> **What to work on**
Below are records; copy every line among them that contains the word "structured".

■ ■ ■ ■ ■ ■ ■

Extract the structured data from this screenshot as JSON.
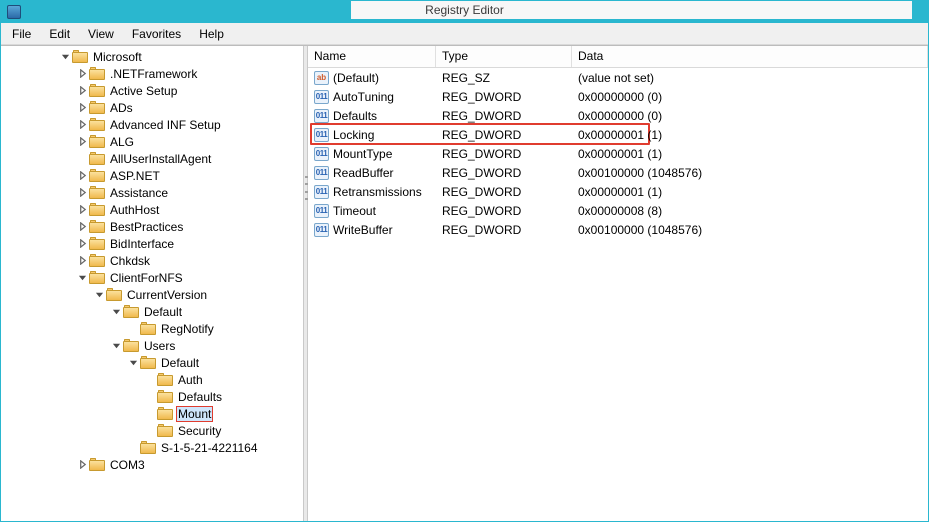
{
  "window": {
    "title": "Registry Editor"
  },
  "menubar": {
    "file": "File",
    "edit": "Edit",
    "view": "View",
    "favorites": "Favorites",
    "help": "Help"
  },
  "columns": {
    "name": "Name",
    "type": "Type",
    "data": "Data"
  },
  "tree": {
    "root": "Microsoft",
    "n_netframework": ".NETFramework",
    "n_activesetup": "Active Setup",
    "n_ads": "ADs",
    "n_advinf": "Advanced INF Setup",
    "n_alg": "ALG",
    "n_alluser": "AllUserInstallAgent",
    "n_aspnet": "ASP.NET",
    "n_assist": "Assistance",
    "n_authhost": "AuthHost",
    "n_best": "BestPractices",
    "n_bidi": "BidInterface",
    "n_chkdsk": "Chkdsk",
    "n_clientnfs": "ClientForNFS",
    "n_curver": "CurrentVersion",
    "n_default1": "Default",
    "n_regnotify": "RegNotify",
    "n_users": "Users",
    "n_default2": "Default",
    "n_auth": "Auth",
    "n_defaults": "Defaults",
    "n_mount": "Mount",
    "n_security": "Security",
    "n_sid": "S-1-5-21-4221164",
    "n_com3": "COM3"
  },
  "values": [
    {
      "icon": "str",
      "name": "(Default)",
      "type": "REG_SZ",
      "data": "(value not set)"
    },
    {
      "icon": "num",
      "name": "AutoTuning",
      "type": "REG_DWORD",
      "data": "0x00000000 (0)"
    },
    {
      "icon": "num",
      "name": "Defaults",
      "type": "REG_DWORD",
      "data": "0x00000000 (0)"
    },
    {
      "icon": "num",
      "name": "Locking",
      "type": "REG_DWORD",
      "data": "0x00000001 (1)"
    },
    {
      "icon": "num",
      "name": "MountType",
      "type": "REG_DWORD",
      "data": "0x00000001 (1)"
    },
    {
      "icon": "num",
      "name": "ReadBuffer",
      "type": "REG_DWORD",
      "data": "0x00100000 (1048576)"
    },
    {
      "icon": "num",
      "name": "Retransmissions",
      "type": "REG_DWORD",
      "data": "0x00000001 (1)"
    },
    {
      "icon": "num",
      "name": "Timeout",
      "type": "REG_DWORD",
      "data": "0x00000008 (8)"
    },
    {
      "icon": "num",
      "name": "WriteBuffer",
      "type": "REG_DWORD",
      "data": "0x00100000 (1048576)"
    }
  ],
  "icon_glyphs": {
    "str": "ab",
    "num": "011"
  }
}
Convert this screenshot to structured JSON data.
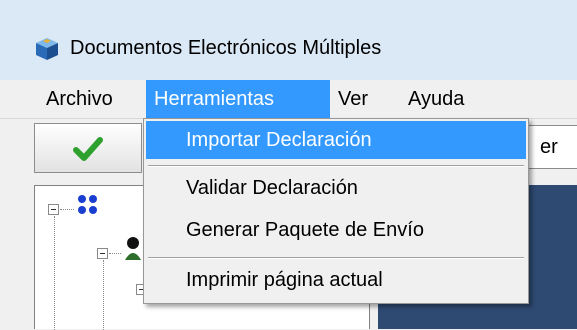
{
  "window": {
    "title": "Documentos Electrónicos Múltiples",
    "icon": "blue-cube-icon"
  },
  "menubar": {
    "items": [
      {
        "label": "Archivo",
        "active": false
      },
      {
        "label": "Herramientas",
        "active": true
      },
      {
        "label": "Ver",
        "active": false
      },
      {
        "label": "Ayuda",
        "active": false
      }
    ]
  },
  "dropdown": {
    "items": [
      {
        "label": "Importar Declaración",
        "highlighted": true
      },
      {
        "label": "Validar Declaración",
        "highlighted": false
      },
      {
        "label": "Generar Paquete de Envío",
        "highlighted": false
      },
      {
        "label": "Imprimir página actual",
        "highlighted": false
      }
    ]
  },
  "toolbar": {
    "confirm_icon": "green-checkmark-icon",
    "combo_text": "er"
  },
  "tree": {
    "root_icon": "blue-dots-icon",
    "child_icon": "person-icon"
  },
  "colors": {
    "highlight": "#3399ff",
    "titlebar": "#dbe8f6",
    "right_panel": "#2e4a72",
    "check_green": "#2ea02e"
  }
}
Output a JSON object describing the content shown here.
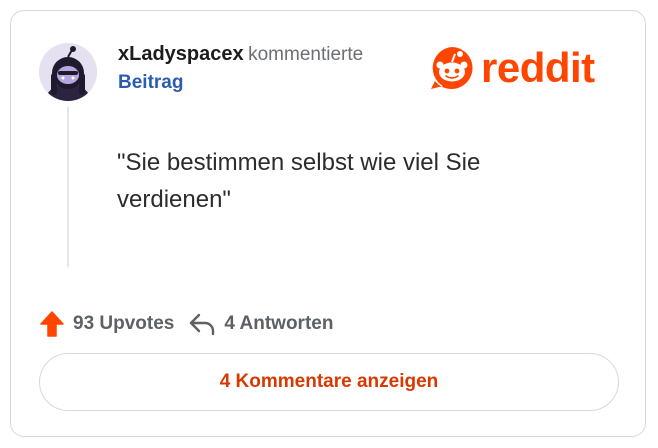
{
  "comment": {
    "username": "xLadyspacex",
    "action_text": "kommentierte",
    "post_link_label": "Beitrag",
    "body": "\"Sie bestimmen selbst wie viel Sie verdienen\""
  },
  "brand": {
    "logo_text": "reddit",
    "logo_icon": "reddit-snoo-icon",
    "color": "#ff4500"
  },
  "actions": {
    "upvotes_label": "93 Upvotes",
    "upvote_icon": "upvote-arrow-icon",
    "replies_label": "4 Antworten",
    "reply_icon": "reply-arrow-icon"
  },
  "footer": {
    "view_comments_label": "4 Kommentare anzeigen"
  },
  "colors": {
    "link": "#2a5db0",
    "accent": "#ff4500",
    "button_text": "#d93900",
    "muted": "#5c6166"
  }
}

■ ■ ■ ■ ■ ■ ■

> **Answer below**
Extract the structured data from this screenshot as JSON.
Convert this screenshot to structured JSON data.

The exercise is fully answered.